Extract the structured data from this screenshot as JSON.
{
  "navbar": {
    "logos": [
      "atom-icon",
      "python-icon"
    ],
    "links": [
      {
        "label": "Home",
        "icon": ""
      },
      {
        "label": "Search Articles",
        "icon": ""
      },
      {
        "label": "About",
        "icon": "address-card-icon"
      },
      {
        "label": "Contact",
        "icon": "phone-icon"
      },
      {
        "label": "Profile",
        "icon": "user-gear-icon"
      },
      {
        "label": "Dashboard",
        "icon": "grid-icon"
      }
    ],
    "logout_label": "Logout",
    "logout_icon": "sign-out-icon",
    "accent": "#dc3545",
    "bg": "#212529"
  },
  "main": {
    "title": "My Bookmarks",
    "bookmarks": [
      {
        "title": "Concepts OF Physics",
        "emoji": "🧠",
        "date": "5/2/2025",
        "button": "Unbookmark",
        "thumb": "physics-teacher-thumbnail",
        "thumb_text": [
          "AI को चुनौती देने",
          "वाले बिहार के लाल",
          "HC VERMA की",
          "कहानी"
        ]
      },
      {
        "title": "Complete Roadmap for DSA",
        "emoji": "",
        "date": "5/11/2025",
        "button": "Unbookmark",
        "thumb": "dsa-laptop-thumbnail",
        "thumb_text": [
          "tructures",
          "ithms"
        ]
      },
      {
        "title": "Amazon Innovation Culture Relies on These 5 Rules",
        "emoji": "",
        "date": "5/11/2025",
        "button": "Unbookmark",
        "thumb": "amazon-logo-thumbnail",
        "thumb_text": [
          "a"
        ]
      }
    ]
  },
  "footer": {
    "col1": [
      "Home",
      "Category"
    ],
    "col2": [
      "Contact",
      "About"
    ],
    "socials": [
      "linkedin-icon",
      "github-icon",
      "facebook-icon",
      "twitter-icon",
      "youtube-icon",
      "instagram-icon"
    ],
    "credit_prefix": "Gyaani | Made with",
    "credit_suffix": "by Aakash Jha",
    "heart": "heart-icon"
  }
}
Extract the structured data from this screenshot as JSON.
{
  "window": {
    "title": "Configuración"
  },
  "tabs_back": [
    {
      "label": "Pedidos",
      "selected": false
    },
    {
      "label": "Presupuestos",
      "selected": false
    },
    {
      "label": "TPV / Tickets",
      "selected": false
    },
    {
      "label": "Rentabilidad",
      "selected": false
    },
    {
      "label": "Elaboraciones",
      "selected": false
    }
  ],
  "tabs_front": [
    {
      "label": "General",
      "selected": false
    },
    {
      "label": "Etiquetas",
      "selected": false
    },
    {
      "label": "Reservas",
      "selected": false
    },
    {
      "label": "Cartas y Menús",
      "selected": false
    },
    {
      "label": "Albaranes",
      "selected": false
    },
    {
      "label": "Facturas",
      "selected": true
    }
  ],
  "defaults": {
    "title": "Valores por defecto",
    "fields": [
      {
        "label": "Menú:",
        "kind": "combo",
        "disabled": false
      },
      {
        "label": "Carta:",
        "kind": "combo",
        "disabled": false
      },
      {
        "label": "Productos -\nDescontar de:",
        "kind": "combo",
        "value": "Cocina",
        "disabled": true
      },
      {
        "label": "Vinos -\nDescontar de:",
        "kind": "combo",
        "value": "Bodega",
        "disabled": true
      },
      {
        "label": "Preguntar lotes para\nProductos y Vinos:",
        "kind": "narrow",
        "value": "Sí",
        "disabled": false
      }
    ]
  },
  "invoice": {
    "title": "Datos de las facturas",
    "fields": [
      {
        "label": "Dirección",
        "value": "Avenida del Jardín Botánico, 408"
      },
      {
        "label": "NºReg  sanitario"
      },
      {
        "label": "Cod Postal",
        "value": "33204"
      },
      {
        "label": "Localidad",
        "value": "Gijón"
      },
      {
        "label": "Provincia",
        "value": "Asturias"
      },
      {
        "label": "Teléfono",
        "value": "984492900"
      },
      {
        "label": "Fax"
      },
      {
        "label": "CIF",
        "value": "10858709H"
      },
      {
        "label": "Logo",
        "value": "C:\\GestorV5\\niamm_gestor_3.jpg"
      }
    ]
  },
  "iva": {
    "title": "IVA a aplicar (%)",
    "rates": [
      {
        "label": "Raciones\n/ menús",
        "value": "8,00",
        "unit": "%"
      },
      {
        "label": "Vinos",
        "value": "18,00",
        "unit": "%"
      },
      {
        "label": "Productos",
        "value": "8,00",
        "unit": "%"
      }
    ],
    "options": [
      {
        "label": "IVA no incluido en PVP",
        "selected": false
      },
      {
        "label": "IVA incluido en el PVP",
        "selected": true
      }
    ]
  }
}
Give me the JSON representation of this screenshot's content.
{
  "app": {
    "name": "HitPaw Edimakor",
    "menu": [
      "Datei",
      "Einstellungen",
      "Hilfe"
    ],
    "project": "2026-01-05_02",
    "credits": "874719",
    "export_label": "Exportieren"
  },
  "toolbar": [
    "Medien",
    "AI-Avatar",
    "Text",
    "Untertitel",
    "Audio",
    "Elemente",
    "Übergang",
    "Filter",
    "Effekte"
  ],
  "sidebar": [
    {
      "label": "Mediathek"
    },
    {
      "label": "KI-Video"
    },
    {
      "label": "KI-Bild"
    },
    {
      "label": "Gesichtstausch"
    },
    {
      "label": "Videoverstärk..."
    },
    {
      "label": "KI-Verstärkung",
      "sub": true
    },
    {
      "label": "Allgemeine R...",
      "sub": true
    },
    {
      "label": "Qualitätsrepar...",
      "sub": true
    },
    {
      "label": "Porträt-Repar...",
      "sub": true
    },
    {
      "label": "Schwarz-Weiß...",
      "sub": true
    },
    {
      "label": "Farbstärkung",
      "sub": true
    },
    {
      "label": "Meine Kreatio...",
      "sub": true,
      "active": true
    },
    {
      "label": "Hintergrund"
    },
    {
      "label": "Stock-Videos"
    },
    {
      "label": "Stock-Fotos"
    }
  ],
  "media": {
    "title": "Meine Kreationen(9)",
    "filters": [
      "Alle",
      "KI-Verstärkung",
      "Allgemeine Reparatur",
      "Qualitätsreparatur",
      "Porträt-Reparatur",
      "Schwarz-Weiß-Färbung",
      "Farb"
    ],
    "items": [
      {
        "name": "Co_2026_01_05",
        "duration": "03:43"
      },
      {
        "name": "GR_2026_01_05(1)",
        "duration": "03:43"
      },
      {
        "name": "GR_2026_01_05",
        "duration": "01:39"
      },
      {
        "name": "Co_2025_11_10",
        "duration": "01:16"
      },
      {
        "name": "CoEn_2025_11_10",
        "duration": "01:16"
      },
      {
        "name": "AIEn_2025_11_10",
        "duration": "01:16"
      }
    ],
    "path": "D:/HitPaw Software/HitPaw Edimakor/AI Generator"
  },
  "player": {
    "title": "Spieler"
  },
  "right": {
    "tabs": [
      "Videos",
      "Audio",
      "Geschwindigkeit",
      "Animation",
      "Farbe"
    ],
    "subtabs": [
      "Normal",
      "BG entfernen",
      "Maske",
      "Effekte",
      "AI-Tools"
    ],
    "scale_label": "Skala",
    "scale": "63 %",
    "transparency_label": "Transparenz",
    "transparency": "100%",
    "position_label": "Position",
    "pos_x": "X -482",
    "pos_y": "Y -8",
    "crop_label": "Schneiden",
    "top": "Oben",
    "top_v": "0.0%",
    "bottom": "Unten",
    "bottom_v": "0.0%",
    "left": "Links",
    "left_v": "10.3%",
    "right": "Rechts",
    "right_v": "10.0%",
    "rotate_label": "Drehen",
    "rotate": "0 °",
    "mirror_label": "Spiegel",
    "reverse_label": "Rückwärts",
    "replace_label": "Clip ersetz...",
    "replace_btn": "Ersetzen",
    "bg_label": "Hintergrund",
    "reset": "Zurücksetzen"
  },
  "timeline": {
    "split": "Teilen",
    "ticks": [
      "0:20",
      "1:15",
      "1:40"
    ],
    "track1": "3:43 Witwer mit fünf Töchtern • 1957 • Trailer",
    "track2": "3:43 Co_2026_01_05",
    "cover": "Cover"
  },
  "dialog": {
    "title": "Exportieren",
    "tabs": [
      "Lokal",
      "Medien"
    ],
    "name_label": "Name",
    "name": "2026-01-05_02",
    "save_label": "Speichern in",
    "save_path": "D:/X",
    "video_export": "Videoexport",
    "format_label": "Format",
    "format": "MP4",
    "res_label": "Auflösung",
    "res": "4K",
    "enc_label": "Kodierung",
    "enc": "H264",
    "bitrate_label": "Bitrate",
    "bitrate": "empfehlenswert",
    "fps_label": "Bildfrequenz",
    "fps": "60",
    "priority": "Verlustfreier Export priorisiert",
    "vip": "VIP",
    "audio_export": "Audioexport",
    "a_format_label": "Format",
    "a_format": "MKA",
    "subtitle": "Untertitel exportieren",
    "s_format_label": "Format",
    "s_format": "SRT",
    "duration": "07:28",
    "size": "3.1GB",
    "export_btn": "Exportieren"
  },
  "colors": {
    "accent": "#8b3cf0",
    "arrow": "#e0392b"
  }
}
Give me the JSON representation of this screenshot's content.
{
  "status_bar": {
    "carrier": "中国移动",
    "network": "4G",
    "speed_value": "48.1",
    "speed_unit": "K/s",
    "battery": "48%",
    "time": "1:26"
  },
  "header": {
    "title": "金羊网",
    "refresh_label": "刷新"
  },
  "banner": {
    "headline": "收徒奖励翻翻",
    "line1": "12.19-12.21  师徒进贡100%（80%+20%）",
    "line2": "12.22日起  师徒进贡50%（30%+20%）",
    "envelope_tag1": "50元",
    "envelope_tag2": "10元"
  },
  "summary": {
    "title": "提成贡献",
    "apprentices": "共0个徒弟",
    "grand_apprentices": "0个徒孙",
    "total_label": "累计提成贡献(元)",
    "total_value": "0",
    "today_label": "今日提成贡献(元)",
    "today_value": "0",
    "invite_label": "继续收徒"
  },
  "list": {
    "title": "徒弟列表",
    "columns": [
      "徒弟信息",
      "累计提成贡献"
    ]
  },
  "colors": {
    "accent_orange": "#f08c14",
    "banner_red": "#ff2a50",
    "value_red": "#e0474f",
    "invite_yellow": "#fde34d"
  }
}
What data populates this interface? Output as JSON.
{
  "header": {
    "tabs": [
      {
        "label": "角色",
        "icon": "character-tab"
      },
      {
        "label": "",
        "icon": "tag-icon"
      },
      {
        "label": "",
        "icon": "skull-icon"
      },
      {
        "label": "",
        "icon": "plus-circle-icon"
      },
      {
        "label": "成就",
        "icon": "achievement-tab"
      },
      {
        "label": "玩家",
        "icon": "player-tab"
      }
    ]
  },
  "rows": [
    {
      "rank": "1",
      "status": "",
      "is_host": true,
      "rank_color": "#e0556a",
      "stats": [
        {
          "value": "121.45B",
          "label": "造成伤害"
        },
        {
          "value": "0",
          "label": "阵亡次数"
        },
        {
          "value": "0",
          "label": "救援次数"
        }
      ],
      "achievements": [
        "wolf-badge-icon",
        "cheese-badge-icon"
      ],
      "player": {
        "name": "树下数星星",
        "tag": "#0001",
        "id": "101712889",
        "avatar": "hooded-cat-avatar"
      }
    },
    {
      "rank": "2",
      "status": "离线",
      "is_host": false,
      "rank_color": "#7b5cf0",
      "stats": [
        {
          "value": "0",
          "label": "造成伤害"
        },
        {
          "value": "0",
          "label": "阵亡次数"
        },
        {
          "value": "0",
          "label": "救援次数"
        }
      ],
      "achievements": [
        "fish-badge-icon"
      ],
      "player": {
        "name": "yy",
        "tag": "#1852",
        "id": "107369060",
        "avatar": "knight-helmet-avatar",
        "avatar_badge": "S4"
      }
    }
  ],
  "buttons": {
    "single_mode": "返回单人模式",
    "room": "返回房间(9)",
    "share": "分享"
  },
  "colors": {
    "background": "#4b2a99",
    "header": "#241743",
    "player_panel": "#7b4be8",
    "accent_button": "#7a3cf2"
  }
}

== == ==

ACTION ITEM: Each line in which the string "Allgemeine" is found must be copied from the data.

TASK SOLUTION:
      "label": "Allgemeine R...",
      "Allgemeine Reparatur",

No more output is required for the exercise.